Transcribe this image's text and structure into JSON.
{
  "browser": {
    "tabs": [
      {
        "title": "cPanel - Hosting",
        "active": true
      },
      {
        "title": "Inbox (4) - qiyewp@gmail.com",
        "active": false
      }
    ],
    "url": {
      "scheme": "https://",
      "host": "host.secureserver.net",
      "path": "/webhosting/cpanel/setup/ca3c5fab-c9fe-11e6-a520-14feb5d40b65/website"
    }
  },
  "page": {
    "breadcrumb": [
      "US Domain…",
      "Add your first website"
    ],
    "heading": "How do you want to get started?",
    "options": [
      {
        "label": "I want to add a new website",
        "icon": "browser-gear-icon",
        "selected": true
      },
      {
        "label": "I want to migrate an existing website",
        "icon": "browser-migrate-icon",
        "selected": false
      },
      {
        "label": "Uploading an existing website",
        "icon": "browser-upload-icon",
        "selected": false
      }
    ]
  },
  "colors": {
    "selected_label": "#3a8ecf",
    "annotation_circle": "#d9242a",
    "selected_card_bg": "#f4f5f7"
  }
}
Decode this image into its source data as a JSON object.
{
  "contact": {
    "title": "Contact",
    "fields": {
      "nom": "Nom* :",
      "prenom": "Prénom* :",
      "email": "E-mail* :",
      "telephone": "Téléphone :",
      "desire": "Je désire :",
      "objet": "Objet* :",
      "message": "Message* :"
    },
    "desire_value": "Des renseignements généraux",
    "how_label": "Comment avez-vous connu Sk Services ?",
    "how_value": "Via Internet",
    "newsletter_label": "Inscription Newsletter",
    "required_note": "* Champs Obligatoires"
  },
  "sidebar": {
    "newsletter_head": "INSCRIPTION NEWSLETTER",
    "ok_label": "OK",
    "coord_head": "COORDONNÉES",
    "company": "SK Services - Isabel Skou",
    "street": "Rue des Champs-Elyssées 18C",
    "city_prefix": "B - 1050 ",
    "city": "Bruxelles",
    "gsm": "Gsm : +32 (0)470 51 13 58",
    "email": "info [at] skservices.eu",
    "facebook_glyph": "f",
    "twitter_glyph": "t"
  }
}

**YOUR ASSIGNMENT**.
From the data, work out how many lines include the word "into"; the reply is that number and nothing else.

**EXPECTED ANSWER**.
2